Loading

A Scientist's Story Ph.D Canidate with a passion for bats

Bats are often misunderstood and are frequently depicted in popular culture and ancient mythos as mysterious creatures of the night. Bats are quite unique. They are the only mammals capable of true and sustained flight and are invaluable to our world as pollinators and natural pest control. Aditi Jayarajan, a current doctoral student in the Department of Biology at the University of Florida (UF), researches bats at the Florida Museum of Natural History’s (FLMNH) Mammal Collections.

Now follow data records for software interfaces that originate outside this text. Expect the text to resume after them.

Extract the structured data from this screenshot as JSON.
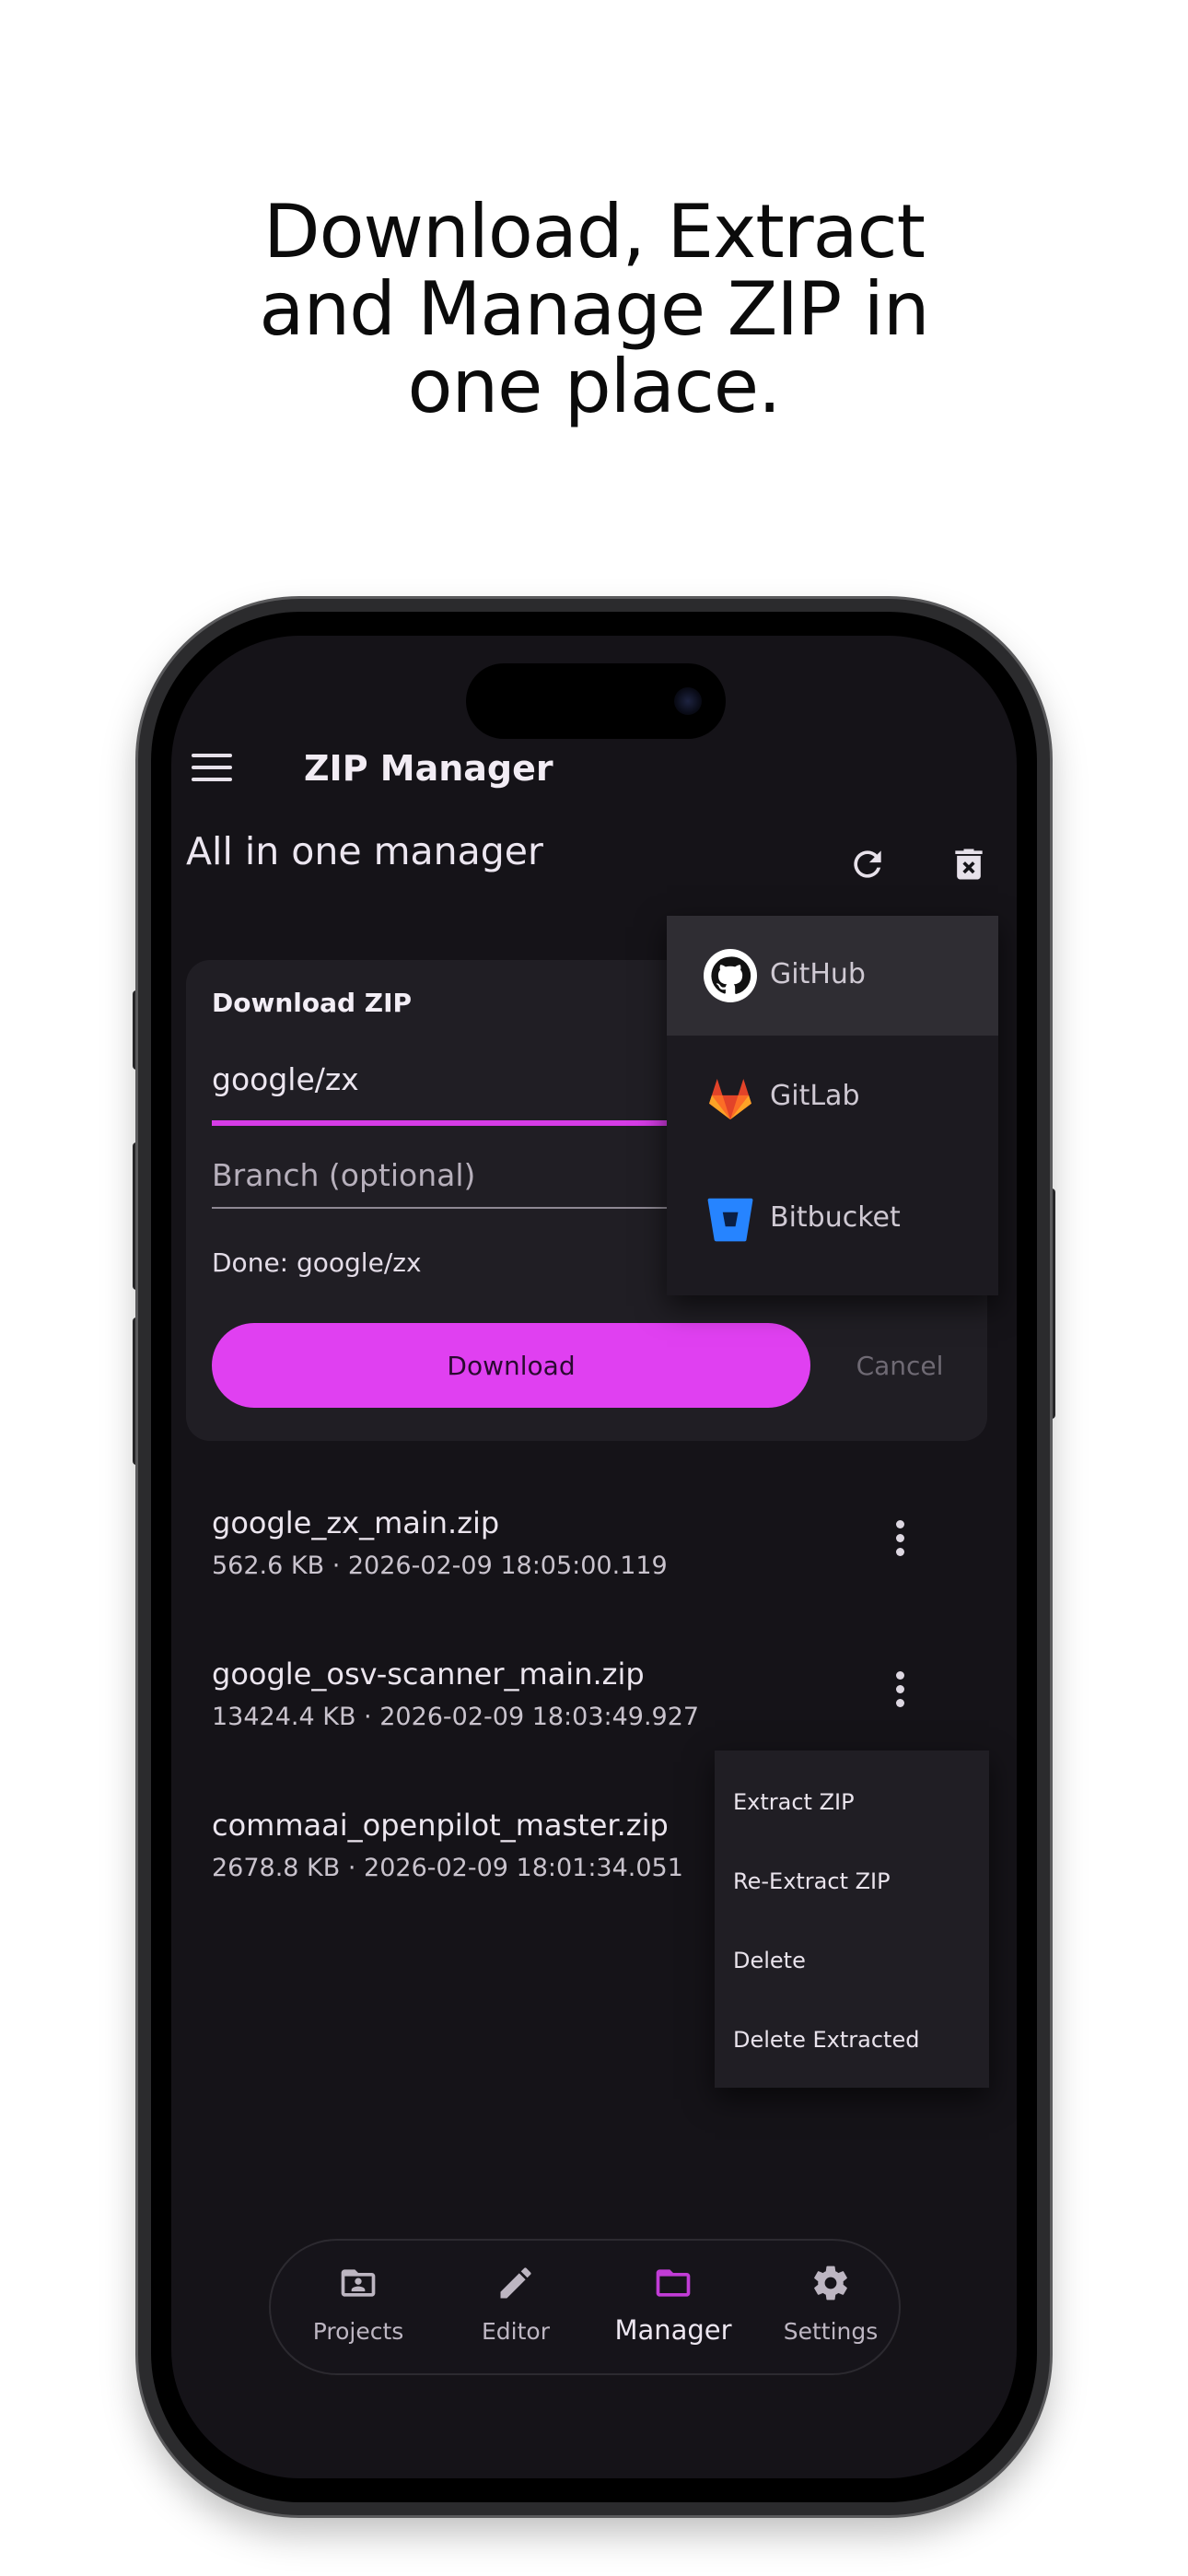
{
  "headline": {
    "line1": "Download, Extract",
    "line2": "and Manage ZIP in",
    "line3": "one place."
  },
  "app": {
    "title": "ZIP Manager",
    "section_title": "All in one manager",
    "menu_icon": "hamburger-menu-icon",
    "actions": [
      "refresh-icon",
      "delete-all-icon"
    ]
  },
  "download_card": {
    "title": "Download ZIP",
    "repo_value": "google/zx",
    "branch_placeholder": "Branch (optional)",
    "status": "Done: google/zx",
    "download_label": "Download",
    "cancel_label": "Cancel",
    "accent_color": "#e040f1"
  },
  "provider_menu": {
    "items": [
      {
        "label": "GitHub",
        "icon": "github-icon",
        "selected": true
      },
      {
        "label": "GitLab",
        "icon": "gitlab-icon",
        "selected": false
      },
      {
        "label": "Bitbucket",
        "icon": "bitbucket-icon",
        "selected": false
      }
    ]
  },
  "files": [
    {
      "name": "google_zx_main.zip",
      "meta": "562.6 KB · 2026-02-09 18:05:00.119"
    },
    {
      "name": "google_osv-scanner_main.zip",
      "meta": "13424.4 KB · 2026-02-09 18:03:49.927"
    },
    {
      "name": "commaai_openpilot_master.zip",
      "meta": "2678.8 KB · 2026-02-09 18:01:34.051"
    }
  ],
  "context_menu": {
    "items": [
      "Extract ZIP",
      "Re-Extract ZIP",
      "Delete",
      "Delete Extracted"
    ]
  },
  "bottom_nav": {
    "items": [
      {
        "label": "Projects",
        "icon": "projects-folder-icon"
      },
      {
        "label": "Editor",
        "icon": "pencil-icon"
      },
      {
        "label": "Manager",
        "icon": "folder-icon",
        "active": true
      },
      {
        "label": "Settings",
        "icon": "gear-icon"
      }
    ]
  }
}
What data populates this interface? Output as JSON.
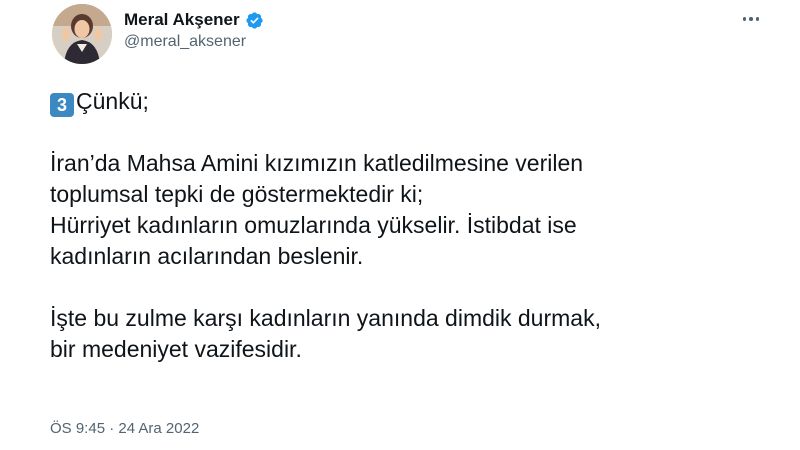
{
  "author": {
    "name": "Meral Akşener",
    "handle": "@meral_aksener",
    "verified_icon": "verified-badge-icon",
    "verified_color": "#1d9bf0"
  },
  "menu": {
    "icon": "more-horizontal-icon"
  },
  "tweet": {
    "keycap": "3",
    "intro": "Çünkü;",
    "line1": "İran’da Mahsa Amini kızımızın katledilmesine verilen",
    "line2": "toplumsal tepki de göstermektedir ki;",
    "line3": "Hürriyet kadınların omuzlarında yükselir. İstibdat ise",
    "line4": "kadınların acılarından beslenir.",
    "line5": "İşte bu zulme karşı kadınların yanında dimdik durmak,",
    "line6": "bir medeniyet vazifesidir."
  },
  "meta": {
    "time": "ÖS 9:45",
    "separator": " · ",
    "date": "24 Ara 2022"
  },
  "colors": {
    "text": "#0f1419",
    "secondary": "#536471",
    "keycap": "#3b88c3"
  }
}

When she’s not studying the museum’s rich collection of bat specimens, Jayarajan travels for fieldwork. Using fossil data, ancient DNA, morphology, and genetics of bat populations in the Caribbean islands, she tracks how their populations are structured and evolve over time.

Unfortunately, climate change is negatively affecting the bat populations that Jayarajan studies. She explains that large climatic shifts and events such as hurricanes have removed entire colonies of bats in The Bahamas.

What can we do to help bats thrive? One guideline Jayarajan provides is to use caution when visiting their homes in caves. “When people are loud and disruptive exploring a cave, it disturbs the bats, and the minute they think something is not viable for them to be there, they will leave,” says Jayarajan. Jayarajan believes the key lies in raising people’s awareness of the importance of bats to our world.

“I personally think talking to kids is the best way because kids tend to get home and tell their parents about it and get all excited about it, and want to learn more about it,”

What’s the best way to reach the public about bats? Jayarajan believes it starts with school outreach. “I personally think talking to kids is the best way because kids tend to get home and tell their parents about it and get all excited about it, and want to learn more about it,” says Jayarajan.

Jayarajan brings 3-D prints of bat skulls to classrooms to engage with kids, and uses CT scans of the same skulls to provide educators with tools to use in classrooms.

Over 500,000 bats inhabit the Bat Houses across from Lake Alice on the UF campus. Jayarajan explains these tiny bats, tadarida brasiliensis or Mexican free-tailed bat, can fly nine miles and eat up to three billion insects each night. The next you’re enjoying an evening walk, be sure to thank bats for keeping mosquito populations down!

“You never think of bats as pollinators, but they are the reason we have mangoes, peaches, and even tequila.”

Bats are highly effective pollinators, too. Jayarajan cites a scientific study that found bats were 90% effective at pollinating compared to hummingbirds’ 40% effectiveness. “You never think of bats as pollinators, but they are the reason we have mangoes, peaches, and even tequila,” says Jayarajan. That’s right, bats are responsible for pollinating the agave plants that are used to make popular drinks for happy hours around the world.

Jayarajan shares her love and knowledge of bats with the public to spread awareness of their benefit to our environment and the urgent need for their conservation. Jayarajan discovered her love for bats at an early age when she used to photograph the greater Indian fruit bats (Pteropus medius) that would feast upon the mango trees in the front yard of her mother’s home in India. “There was one bat in particular that would show up every day and I used to photograph it all the time,” reflects Jayarajan.

“Bats are like the antihero, they do so much and we’re just not aware of what they do … Perhaps if people were a little less weary of them, they could see what’s so great about them.”

There are over 1,400 species of bats in our world and they all serve important roles in our planet’s ecosystems. Scientists like Jayarajan are helping to change our perspectives of bats and understand the truth behind these magnificent creatures of the night.

Jayarajan sums this mission up nicely, “Bats are like the antihero, they do so much and we’re just not aware of what they do … Perhaps if people were a little less weary of them, they could see what’s so great about them.”

For more information about bat teaching and research at FLMNH, visit our website for more information.

Aditi shows us collections around the museum.

You can follow Aditi's research by following her on twitter.

Story by Steve Drury | Photography by Suzy Rodriguez

Stephen Drury is a Museum Studies graduate student at the University of Florida's College of Arts + Art History. His concentration is in exhibit development for natural history museums. His research focuses on how scientific communication in museums can be made fun and engaging in a recreational context.

Suzy Rodriguez is an agricultural media student at the University of Florida. She is interested in learning about visual communication and developing her photography craft. She works full time at the University of Florida as a graphic designer.

Credits:

Created with images by Clément Falize - "untitled image" • Jade Seok - "untitled image"